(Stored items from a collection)
━━━
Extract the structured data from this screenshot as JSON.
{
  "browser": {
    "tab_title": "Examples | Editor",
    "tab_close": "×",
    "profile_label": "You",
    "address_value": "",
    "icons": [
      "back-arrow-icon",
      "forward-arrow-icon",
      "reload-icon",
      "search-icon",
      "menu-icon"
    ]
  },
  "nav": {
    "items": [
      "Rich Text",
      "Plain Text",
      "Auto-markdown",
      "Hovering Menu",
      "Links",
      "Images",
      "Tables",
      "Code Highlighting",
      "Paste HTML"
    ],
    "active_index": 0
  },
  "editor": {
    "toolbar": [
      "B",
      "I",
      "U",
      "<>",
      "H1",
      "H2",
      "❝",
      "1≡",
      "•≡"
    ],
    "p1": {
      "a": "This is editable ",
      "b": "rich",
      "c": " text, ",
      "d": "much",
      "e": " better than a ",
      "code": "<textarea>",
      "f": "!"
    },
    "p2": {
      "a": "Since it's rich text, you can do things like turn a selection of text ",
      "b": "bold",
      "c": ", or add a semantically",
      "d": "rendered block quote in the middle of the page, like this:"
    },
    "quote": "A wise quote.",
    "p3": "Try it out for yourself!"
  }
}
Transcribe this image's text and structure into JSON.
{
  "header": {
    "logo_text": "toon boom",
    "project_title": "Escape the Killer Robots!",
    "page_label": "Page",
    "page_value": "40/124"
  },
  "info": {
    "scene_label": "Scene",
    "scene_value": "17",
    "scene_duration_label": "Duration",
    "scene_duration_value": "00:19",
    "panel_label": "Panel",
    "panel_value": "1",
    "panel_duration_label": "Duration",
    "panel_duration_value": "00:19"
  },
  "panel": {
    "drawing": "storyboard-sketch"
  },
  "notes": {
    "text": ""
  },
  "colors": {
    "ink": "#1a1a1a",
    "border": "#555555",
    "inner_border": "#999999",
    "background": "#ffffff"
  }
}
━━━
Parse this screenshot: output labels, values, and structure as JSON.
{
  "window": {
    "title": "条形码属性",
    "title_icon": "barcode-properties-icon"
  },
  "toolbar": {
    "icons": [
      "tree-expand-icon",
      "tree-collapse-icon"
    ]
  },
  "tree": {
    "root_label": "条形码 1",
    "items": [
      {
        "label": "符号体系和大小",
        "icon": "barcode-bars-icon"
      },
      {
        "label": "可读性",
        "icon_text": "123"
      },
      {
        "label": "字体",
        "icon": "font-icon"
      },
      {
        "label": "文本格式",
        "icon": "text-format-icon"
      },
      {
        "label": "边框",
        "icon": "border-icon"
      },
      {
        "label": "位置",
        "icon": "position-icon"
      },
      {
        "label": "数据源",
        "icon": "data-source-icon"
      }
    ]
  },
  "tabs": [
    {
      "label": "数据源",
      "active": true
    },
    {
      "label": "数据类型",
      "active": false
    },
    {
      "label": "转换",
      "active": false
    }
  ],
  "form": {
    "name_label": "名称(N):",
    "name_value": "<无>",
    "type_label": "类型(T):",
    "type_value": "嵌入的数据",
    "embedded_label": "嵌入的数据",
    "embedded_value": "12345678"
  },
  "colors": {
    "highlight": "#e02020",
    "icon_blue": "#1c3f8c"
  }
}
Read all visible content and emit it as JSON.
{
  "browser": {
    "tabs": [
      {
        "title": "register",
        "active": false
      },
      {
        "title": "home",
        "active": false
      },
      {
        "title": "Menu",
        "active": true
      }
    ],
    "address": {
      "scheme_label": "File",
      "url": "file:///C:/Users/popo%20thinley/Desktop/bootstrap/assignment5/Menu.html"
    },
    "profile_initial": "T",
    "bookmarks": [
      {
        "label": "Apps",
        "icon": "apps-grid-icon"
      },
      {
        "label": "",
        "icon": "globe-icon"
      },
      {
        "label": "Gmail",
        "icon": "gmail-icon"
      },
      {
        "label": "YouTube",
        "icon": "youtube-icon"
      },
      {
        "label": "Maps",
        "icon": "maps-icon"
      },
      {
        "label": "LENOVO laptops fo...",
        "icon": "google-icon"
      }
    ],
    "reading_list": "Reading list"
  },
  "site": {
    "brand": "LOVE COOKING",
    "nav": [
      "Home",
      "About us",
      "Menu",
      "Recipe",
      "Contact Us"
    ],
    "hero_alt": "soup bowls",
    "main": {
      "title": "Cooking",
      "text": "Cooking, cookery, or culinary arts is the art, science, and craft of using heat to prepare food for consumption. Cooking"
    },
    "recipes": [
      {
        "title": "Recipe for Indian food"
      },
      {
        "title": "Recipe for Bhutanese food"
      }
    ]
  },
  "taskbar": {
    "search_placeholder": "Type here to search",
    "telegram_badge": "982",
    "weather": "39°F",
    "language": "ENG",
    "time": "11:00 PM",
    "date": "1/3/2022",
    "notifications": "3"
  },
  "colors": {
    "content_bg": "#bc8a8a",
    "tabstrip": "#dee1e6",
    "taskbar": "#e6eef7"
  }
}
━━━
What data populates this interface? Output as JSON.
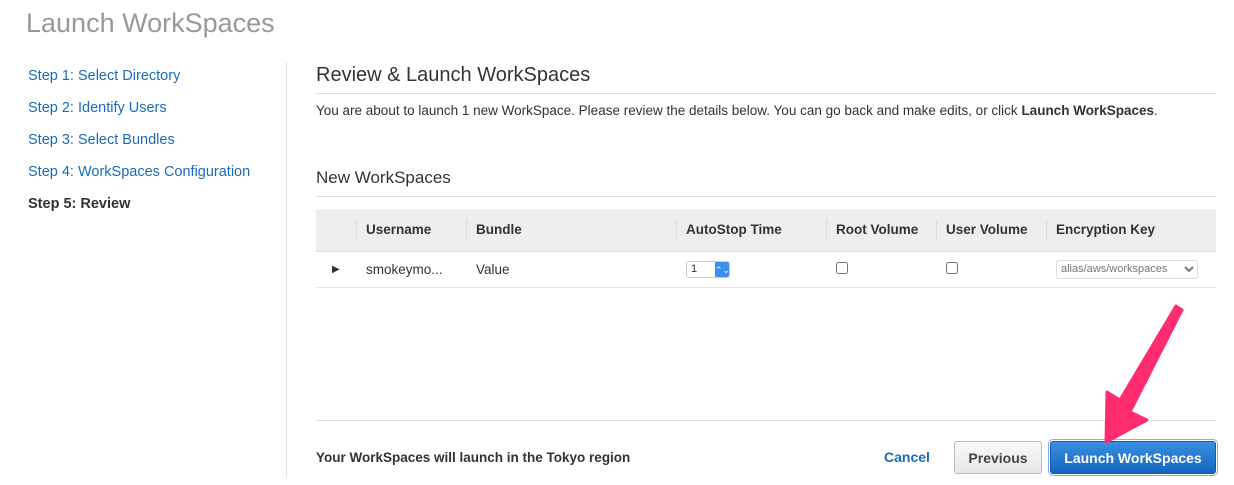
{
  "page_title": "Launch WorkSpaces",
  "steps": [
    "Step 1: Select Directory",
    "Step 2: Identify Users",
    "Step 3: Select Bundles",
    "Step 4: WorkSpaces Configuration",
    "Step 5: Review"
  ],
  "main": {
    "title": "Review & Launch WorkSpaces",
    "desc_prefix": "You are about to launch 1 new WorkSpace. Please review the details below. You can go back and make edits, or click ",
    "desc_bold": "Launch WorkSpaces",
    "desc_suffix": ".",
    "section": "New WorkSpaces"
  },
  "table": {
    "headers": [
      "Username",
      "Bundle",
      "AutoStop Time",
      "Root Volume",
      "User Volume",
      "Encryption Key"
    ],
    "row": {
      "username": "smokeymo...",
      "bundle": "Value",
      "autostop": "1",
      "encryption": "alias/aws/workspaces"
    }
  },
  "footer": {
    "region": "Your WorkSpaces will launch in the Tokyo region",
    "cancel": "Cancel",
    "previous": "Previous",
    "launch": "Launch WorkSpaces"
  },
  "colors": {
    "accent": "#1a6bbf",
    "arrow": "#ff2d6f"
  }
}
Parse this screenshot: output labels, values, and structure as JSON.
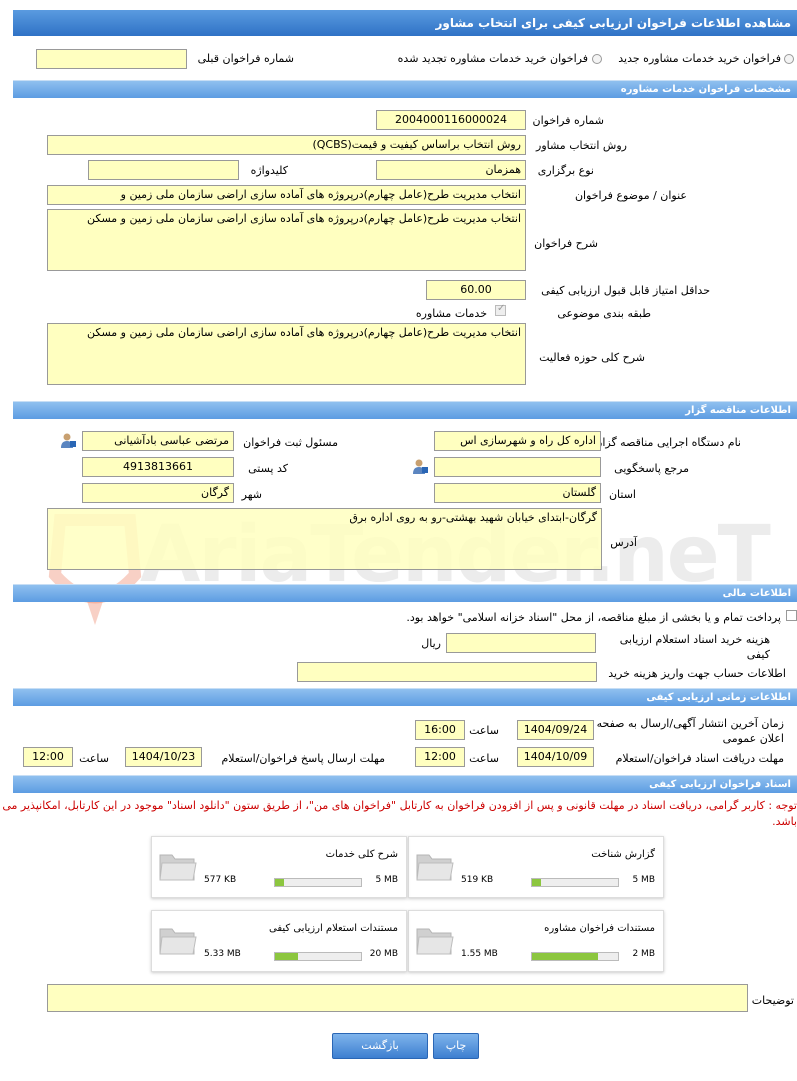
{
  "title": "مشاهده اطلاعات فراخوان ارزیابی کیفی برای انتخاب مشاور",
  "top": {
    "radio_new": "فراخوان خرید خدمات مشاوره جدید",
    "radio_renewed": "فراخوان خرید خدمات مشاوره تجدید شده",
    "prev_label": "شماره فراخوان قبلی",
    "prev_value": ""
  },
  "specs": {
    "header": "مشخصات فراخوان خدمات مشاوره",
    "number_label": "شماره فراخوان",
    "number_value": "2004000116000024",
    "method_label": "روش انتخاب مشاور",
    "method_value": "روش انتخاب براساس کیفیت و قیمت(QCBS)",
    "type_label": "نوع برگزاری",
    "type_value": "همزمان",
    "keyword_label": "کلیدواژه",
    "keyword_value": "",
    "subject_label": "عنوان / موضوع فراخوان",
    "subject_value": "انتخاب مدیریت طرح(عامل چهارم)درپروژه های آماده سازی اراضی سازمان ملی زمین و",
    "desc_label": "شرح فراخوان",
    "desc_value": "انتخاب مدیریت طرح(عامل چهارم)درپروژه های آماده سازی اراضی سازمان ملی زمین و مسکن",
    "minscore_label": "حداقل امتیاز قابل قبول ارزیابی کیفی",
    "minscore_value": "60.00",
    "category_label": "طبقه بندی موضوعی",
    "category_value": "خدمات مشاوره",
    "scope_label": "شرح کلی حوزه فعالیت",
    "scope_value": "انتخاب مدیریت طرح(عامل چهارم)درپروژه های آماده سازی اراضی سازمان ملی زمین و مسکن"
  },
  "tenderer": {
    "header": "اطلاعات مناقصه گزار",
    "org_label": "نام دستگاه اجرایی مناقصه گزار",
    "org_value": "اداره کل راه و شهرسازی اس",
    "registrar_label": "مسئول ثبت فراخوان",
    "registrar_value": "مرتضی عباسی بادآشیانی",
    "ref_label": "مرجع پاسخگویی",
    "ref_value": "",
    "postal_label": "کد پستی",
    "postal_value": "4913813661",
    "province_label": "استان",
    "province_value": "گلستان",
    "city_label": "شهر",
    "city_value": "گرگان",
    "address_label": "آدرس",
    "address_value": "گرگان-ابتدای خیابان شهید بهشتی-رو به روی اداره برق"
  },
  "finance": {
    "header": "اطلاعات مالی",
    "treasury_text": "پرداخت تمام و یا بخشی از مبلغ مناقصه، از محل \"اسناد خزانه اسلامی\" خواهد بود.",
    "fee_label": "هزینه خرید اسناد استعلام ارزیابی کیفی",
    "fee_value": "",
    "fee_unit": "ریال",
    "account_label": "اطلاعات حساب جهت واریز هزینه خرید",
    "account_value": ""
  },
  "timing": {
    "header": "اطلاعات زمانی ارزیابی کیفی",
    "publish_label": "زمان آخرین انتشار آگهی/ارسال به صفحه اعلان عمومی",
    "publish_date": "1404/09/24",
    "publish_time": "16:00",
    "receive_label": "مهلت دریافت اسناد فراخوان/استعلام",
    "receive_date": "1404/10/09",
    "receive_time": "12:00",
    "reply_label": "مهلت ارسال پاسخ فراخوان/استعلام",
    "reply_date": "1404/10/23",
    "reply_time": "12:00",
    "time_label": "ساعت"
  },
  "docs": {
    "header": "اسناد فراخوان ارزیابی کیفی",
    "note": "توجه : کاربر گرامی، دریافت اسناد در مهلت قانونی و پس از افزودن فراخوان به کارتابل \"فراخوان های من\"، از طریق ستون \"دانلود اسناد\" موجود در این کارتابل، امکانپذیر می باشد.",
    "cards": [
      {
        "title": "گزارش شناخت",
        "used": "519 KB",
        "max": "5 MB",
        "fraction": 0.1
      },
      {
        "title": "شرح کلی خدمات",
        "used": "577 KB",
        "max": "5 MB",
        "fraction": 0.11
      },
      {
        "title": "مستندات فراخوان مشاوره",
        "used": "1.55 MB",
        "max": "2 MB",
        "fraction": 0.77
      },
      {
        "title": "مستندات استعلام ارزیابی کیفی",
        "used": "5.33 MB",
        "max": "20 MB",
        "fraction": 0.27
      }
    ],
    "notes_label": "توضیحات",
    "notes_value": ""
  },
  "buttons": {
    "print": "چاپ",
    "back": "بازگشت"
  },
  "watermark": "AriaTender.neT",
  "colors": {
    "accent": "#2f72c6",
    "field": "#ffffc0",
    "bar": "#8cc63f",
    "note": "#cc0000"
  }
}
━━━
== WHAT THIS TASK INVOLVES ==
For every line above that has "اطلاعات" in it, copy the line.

== RESPONSE TO THIS EXERCISE ==
  "title": "مشاهده اطلاعات فراخوان ارزیابی کیفی برای انتخاب مشاور",
    "header": "اطلاعات مناقصه گزار",
    "header": "اطلاعات مالی",
    "account_label": "اطلاعات حساب جهت واریز هزینه خرید",
    "header": "اطلاعات زمانی ارزیابی کیفی",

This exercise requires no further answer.